Chris Murphy, Published April 18 2013
MSHSL gives pointers on shortened seasonsFARGO – In his fifth year as the athletic director at Hawley (Minn.) High School, Brett Schmidt has never seen anything like the cancellations that have come this spring.
“What spring season?” Schmidt said.
The Minnesota State High School League issued a reminder to administrators on steps teams could take to get games in with the inevitable condensed season.
Below are the reminders:
• Teams are allowed to play until the end of the season (the final day of the state tournament in that sport) even if a team is eliminated from the tournament.
• Change dual contests to triangular or quadrangular ones in order to allow players to compete against more teams.
• Be sure to use every available Saturday for events.
• The National Federation of State High School Associations has agreed to allow five and sixinning doubleheaders in baseball and softball. If the second game ends early due to weather conditions or darkness, it can be considered a regulation game if 4½ or 5 innings have been completed.
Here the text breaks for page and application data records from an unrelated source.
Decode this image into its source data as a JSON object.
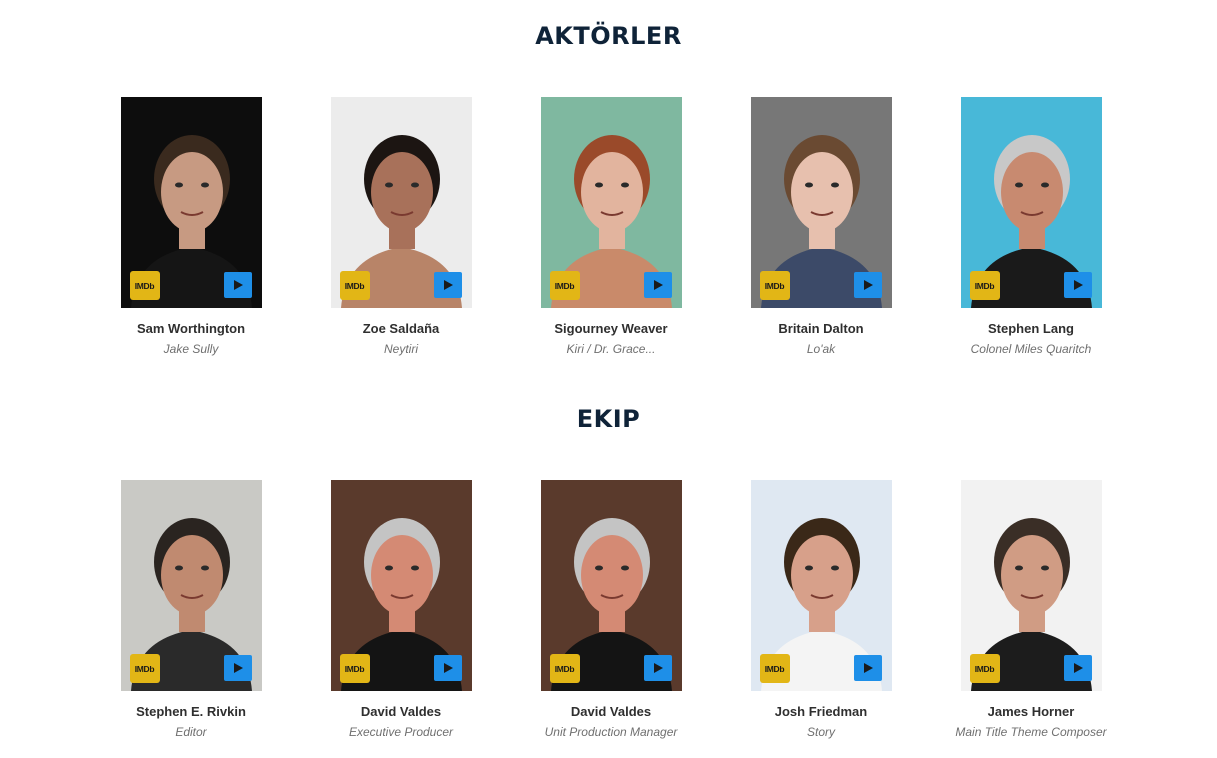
{
  "actors": {
    "title": "AKTÖRLER",
    "items": [
      {
        "name": "Sam Worthington",
        "role": "Jake Sully",
        "imdb_label": "IMDb",
        "bg": "#0d0d0d",
        "skin": "#c79a82",
        "hair": "#3a2a1e",
        "shirt": "#151515"
      },
      {
        "name": "Zoe Saldaña",
        "role": "Neytiri",
        "imdb_label": "IMDb",
        "bg": "#ececec",
        "skin": "#a8715a",
        "hair": "#1c1512",
        "shirt": "#b88468"
      },
      {
        "name": "Sigourney Weaver",
        "role": "Kiri / Dr. Grace...",
        "imdb_label": "IMDb",
        "bg": "#7fb8a0",
        "skin": "#e2b49e",
        "hair": "#9a4a2a",
        "shirt": "#c98a6a"
      },
      {
        "name": "Britain Dalton",
        "role": "Lo'ak",
        "imdb_label": "IMDb",
        "bg": "#777777",
        "skin": "#e7c0ae",
        "hair": "#6a4a32",
        "shirt": "#3c4a68"
      },
      {
        "name": "Stephen Lang",
        "role": "Colonel Miles Quaritch",
        "imdb_label": "IMDb",
        "bg": "#48b8d8",
        "skin": "#c88a70",
        "hair": "#c8c8c8",
        "shirt": "#1a1a1a"
      }
    ]
  },
  "crew": {
    "title": "EKIP",
    "items": [
      {
        "name": "Stephen E. Rivkin",
        "role": "Editor",
        "imdb_label": "IMDb",
        "bg": "#c9c9c5",
        "skin": "#c08a70",
        "hair": "#2a2420",
        "shirt": "#2a2a2a"
      },
      {
        "name": "David Valdes",
        "role": "Executive Producer",
        "imdb_label": "IMDb",
        "bg": "#5a3a2c",
        "skin": "#d48a74",
        "hair": "#c4c4c4",
        "shirt": "#141414"
      },
      {
        "name": "David Valdes",
        "role": "Unit Production Manager",
        "imdb_label": "IMDb",
        "bg": "#5a3a2c",
        "skin": "#d48a74",
        "hair": "#c4c4c4",
        "shirt": "#141414"
      },
      {
        "name": "Josh Friedman",
        "role": "Story",
        "imdb_label": "IMDb",
        "bg": "#dfe8f2",
        "skin": "#d7a08a",
        "hair": "#3a2818",
        "shirt": "#f4f4f4"
      },
      {
        "name": "James Horner",
        "role": "Main Title Theme Composer",
        "imdb_label": "IMDb",
        "bg": "#f2f2f2",
        "skin": "#d09c84",
        "hair": "#3a2e26",
        "shirt": "#1c1c1c"
      }
    ]
  }
}
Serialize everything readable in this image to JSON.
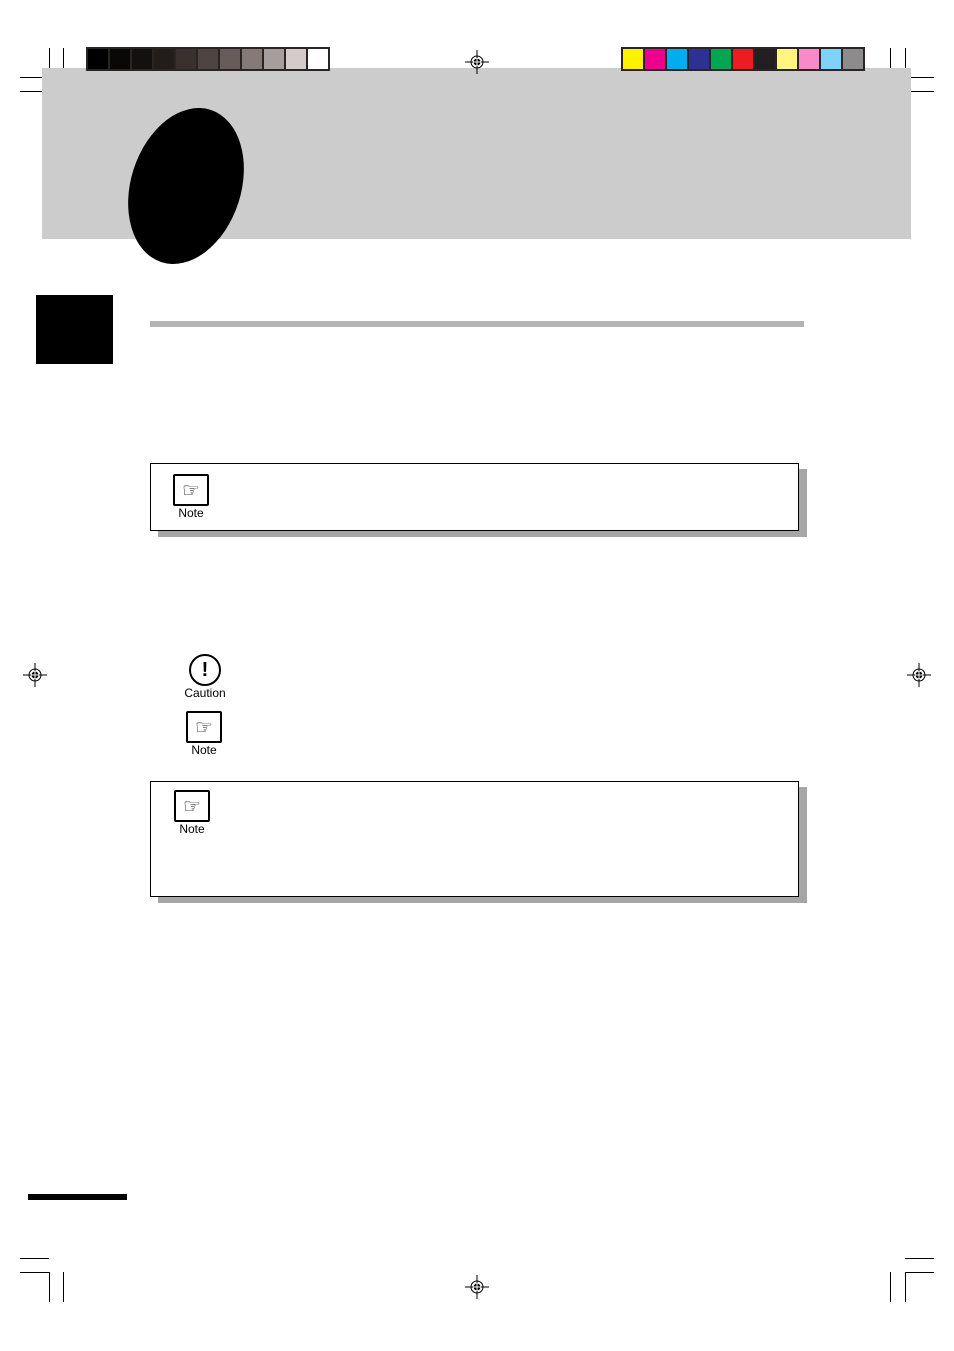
{
  "color_bars": {
    "grayscale": [
      "#000000",
      "#0a0807",
      "#141010",
      "#221c1a",
      "#3a302e",
      "#4e4542",
      "#675c5a",
      "#857a78",
      "#a59e9c",
      "#d4cccb",
      "#ffffff"
    ],
    "process": [
      "#fff200",
      "#ec008c",
      "#00aeef",
      "#2e3192",
      "#00a651",
      "#ed1c24",
      "#231f20",
      "#fff57f",
      "#f68bc8",
      "#7fd3f7",
      "#8c8c8c"
    ]
  },
  "icons": {
    "note_label": "Note",
    "caution_label": "Caution",
    "caution_glyph": "!",
    "hand_glyph": "☞"
  },
  "colors": {
    "header_band": "#cccccc",
    "rule": "#b3b3b3",
    "box_shadow": "#a6a6a6"
  }
}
• Compress the section tournament playoff format.
• Play when and where the field is ready. Go to where a field is ready rather than wait for home games.
• Tennis matches can utilize adjusted scoring for the third set and use the super tie-breaker format.
• Track and field meets are considered official meets even when specific field events, such as discus, cannot be conducted due to the condition of the venue.
• Conference play could be a single round rather than a double round.
Additionally, the reminder added that there is no plan to move state tournament dates for any sport. It read as follows:
“Given the number of changes that would need to be addressed at subsection, section, and state tournament sites, as well as family plans, summer jobs, camps and clinics, and other summer activities that would be conflicted, it doesn’t seem as if that’s an option that could realistically be considered.”
The format is bending in Minnesota, but certainly not breaking under the weight of Mother Nature.
“The most interesting one is that five or six-inning doubleheaders officially count as a game,” Schmidt said. “Now baseball and softball can play five and six-inning doubleheaders and count them as a full game.”
Schmidt agrees that changing the state tournament dates is too big of a hassle.
“I don’t believe you can do that,” Schmidt said. “You’re going to affect a lot of things, a lot of plans and different things. I don’t believe that that’s something that is easily done because of all the planning processes and the venues. There’s a lot of things in the background that once you stop and think about you realize that it would be a bad thing to do.”
Readers can reach Forum reporter Chris Murphy at (701) 241-5548